Poverty was the norm in southern Italy at the end of the 19th century. While the north was becoming more modern and industrialized, the south—the Mezzogiorno—remained an agricultural society. Most of the populace were poor, landless farm workers.
Orazio and Giuseppa Forgione and their family, like so many others of the town of Pietrelcina in the Campania region, were impoverished. They were slightly better off than some, since they owned and farmed their own tiny bit of land rather than working someone else’s. The children of the town went to school at night—for the mere three years of public school available in Pietrelcina—so they could assist their parents with work during the day. Though illiterate themselves, the Forgiones provided for their children’s education as best they could.
Orazio and Giuseppa were deeply pious and instilled in their children a great love for Our Lord, the Madonna, and the saints.
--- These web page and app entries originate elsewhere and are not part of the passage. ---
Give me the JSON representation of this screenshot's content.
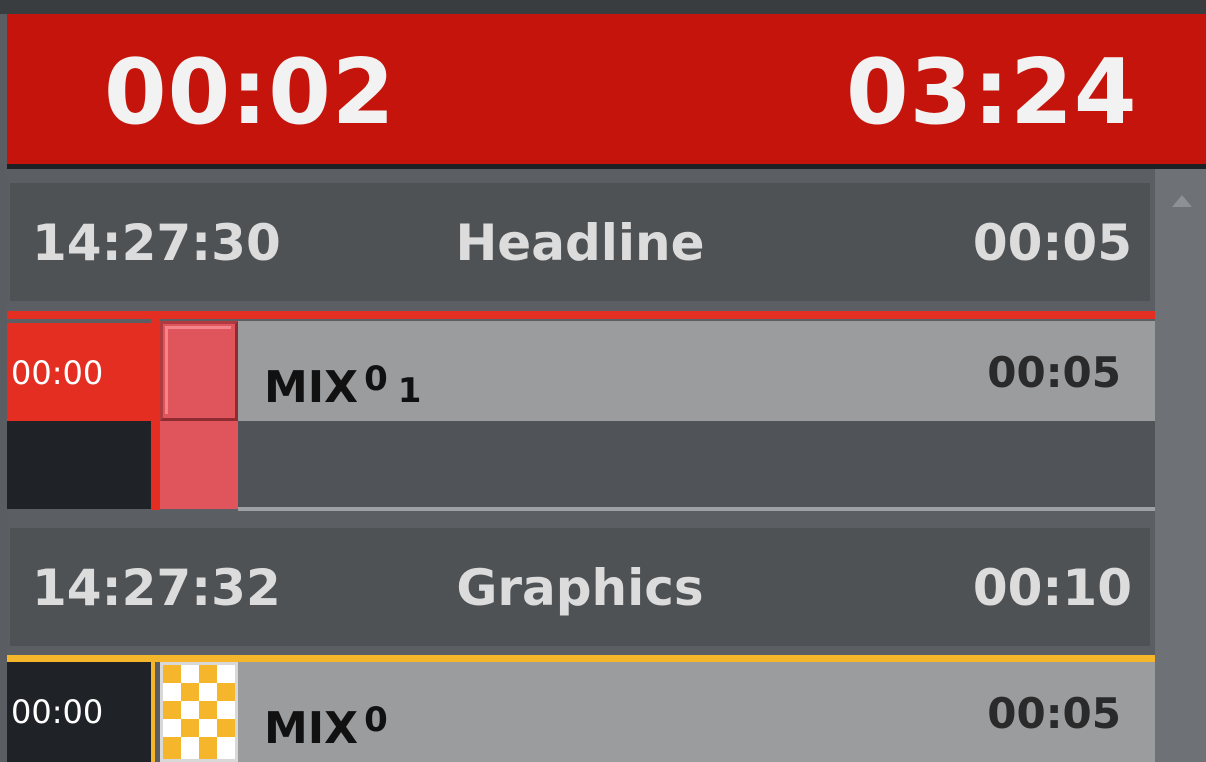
{
  "timers": {
    "elapsed": "00:02",
    "remaining": "03:24"
  },
  "colors": {
    "timer_bar": "#c5140b",
    "onair": "#e42e22",
    "next": "#f5b62c"
  },
  "stories": [
    {
      "time": "14:27:30",
      "title": "Headline",
      "duration": "00:05"
    },
    {
      "time": "14:27:32",
      "title": "Graphics",
      "duration": "00:10"
    }
  ],
  "elements": [
    {
      "time": "00:00",
      "name": "MIX",
      "source": "0",
      "extra": "1",
      "duration": "00:05",
      "state": "on-air"
    },
    {
      "time": "00:00",
      "name": "MIX",
      "source": "0",
      "extra": "",
      "duration": "00:05",
      "state": "next"
    }
  ]
}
The Forgiones went to church daily and prayed the Rosary together every evening, the neighbors sometimes calling them the “God-is-Everything Family.”
They owned a property in town, a few modest stone buildings, at 27-28 Vico Storto Valle in the Castle District—so named because it had developed around the old castle. They also had a cottage near their little farm, which was situated outside town in an area called the Piana Romana. In the winter they would travel out to the fields from town; in the summer they would reside at the cottage.
It was a poor life but a happy one, and when little Francesco Forgione grew up and became Padre Pio, he looked back on it fondly. On summer nights, his family would congregate with the neighbors, singing together in the moonlight and eating macaroni. Padre Pio later said that he and his siblings “roamed as little kings in a kingdom without confines, whose only law was that of the Good Creation.”
He loved the Piana Romana so much that, when he contracted an infection as a child and was thought to be near death, he asked to be taken there so he could see it one more time.
The early life of Padre Pio makes for a fascinating read. For example, do you know the enormous sacrifice his father made to pay for the private education Francesco needed to become a priest? And what was it about a visiting Capuchin friar that so fascinated Francesco it made him want to be a Capuchin, too? Learn all about the life of this beloved 20th-century saint in Padre Pio: The True Story. Available right here at The Catholic Company!